Task details →
List each line of the data that holds the string "royalty", please.

The records →

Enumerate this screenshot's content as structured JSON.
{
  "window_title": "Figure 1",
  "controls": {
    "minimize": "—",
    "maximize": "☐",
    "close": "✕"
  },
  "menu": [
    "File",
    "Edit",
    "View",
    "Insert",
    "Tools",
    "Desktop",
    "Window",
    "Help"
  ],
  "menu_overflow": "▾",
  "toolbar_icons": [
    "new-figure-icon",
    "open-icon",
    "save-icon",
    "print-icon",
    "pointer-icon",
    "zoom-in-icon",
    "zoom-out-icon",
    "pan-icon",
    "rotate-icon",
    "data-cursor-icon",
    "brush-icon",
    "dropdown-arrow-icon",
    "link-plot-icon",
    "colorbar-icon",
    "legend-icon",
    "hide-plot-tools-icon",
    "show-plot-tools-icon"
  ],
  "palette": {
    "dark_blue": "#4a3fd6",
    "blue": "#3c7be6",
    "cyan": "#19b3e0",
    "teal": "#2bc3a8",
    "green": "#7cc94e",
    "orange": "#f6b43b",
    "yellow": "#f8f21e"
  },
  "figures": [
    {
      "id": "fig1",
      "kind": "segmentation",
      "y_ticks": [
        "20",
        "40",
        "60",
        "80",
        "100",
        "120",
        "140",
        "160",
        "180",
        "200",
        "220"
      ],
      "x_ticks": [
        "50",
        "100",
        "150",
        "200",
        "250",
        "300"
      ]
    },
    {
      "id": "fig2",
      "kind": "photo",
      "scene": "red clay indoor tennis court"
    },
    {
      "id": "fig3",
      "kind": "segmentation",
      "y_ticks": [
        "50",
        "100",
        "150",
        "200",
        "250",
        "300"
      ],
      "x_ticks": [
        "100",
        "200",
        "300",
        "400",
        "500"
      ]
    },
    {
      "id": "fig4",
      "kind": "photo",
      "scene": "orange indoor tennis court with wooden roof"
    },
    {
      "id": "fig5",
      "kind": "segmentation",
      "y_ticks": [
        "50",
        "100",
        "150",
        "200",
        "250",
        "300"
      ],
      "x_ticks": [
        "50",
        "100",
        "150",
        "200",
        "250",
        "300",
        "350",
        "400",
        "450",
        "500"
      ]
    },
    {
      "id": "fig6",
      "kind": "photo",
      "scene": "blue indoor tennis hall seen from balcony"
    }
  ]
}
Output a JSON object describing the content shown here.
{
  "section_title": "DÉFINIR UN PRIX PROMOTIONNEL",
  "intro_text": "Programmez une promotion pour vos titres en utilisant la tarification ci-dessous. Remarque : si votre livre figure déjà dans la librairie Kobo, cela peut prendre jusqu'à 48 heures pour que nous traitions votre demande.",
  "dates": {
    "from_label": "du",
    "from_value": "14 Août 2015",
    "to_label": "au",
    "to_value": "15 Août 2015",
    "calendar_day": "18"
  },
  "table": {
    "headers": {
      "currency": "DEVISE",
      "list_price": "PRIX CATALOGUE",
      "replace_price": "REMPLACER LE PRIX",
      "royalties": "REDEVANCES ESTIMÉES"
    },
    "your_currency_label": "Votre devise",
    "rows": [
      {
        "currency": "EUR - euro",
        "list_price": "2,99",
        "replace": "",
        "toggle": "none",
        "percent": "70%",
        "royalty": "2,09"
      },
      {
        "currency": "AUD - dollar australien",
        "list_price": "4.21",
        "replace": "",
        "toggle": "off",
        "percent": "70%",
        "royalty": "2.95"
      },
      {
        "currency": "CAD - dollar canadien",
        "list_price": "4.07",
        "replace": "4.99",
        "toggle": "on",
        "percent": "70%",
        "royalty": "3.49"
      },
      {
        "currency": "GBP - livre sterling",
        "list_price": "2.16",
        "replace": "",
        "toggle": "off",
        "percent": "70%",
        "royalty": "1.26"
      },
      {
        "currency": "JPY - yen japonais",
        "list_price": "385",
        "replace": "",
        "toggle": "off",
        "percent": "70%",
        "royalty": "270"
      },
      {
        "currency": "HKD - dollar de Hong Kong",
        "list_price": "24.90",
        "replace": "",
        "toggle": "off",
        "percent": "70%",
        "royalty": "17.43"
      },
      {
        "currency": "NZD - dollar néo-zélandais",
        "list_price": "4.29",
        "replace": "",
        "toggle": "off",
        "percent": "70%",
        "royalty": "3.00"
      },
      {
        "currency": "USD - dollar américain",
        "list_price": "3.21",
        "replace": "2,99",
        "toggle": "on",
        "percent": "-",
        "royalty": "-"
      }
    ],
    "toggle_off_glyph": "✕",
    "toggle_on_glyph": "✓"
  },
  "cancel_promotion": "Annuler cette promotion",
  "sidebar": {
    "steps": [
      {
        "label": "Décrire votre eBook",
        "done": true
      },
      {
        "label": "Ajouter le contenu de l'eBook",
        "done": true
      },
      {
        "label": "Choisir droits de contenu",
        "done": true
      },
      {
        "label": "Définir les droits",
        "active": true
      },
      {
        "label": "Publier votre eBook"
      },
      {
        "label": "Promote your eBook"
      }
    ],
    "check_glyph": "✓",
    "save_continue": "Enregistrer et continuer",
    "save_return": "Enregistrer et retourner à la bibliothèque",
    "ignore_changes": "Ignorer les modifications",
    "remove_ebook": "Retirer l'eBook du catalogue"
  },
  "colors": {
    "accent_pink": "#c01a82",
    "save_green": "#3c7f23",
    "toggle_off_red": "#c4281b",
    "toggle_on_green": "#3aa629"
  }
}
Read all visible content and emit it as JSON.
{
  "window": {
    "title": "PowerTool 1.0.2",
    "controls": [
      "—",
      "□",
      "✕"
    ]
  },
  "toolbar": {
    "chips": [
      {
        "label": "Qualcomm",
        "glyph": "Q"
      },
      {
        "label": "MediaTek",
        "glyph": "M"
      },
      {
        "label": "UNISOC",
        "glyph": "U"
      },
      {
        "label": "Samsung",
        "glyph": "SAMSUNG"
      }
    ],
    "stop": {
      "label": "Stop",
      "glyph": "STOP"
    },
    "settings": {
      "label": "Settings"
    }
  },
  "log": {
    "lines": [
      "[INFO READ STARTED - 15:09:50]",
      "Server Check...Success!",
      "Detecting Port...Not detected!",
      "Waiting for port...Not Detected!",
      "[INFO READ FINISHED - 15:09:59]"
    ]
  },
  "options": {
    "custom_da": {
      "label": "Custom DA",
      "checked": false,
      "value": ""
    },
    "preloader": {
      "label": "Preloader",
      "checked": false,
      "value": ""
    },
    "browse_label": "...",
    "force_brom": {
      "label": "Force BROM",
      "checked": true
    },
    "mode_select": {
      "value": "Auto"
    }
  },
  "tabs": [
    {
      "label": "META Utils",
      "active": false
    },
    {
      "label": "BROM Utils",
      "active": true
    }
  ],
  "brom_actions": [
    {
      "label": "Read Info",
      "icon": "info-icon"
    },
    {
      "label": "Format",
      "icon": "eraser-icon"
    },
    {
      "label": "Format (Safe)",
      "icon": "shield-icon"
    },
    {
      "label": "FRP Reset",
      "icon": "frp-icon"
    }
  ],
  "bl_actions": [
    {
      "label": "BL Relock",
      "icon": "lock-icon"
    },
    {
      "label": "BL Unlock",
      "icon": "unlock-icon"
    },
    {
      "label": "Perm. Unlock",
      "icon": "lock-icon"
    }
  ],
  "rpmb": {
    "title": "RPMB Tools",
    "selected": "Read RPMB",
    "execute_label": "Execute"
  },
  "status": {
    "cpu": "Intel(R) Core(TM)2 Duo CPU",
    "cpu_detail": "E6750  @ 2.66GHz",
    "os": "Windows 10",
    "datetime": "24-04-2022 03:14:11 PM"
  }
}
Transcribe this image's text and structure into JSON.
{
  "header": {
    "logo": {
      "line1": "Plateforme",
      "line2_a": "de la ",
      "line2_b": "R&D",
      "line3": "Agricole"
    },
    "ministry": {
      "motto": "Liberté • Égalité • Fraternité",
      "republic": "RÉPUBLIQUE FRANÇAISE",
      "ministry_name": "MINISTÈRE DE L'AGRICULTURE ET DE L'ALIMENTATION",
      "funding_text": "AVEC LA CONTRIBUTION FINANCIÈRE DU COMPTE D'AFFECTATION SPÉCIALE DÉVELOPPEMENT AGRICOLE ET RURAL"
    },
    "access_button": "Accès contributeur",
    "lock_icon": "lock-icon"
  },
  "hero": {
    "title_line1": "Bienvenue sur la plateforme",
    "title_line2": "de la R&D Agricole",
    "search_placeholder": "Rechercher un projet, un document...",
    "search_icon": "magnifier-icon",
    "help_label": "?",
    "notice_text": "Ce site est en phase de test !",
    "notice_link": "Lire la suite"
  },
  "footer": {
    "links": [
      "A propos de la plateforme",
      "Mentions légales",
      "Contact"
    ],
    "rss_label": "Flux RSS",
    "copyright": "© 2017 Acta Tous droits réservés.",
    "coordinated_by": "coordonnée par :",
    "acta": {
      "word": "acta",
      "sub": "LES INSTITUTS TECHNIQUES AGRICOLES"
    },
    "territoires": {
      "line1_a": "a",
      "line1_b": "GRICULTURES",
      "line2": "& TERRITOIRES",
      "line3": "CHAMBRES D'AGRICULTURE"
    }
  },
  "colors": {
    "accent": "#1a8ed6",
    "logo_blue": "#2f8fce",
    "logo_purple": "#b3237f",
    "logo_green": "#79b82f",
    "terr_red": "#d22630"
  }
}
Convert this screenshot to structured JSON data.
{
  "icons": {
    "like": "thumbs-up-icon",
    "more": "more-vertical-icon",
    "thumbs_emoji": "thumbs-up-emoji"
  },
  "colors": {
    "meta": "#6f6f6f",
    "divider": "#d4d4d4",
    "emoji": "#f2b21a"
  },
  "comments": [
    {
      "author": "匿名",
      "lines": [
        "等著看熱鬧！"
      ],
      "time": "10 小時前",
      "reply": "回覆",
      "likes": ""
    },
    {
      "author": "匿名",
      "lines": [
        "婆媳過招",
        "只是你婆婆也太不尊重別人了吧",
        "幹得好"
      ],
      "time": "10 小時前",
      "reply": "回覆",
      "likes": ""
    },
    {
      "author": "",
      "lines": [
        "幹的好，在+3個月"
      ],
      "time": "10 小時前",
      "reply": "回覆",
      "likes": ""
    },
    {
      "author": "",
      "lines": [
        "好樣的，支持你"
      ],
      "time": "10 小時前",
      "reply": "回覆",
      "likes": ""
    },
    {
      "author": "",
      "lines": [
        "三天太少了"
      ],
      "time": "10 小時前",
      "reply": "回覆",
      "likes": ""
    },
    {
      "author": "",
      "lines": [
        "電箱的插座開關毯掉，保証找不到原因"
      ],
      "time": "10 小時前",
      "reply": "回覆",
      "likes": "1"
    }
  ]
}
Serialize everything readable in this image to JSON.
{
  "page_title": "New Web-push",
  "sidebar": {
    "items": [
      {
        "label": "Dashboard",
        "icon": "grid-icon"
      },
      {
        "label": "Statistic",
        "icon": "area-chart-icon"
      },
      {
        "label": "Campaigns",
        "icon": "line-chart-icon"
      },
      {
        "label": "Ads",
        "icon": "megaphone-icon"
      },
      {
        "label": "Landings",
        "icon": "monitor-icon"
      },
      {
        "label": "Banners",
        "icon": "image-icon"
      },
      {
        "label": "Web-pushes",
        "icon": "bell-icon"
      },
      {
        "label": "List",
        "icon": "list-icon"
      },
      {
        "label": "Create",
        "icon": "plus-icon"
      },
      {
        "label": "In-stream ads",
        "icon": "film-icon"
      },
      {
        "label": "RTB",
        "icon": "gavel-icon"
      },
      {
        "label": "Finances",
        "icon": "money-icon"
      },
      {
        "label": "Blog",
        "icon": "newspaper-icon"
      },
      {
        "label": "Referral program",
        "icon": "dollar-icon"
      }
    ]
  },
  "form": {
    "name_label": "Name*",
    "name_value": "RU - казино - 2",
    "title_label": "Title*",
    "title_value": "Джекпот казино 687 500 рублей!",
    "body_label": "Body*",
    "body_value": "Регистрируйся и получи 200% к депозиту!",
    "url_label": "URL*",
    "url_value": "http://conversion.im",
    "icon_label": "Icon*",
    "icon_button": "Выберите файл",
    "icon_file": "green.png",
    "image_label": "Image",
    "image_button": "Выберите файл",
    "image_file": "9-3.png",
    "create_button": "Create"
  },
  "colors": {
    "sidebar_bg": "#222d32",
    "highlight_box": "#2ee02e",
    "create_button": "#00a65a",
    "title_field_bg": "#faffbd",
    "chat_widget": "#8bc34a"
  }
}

Solution to this problem →
        "royalty": "2,09"
        "royalty": "2.95"
        "royalty": "3.49"
        "royalty": "1.26"
        "royalty": "270"
        "royalty": "17.43"
        "royalty": "3.00"
        "royalty": "-"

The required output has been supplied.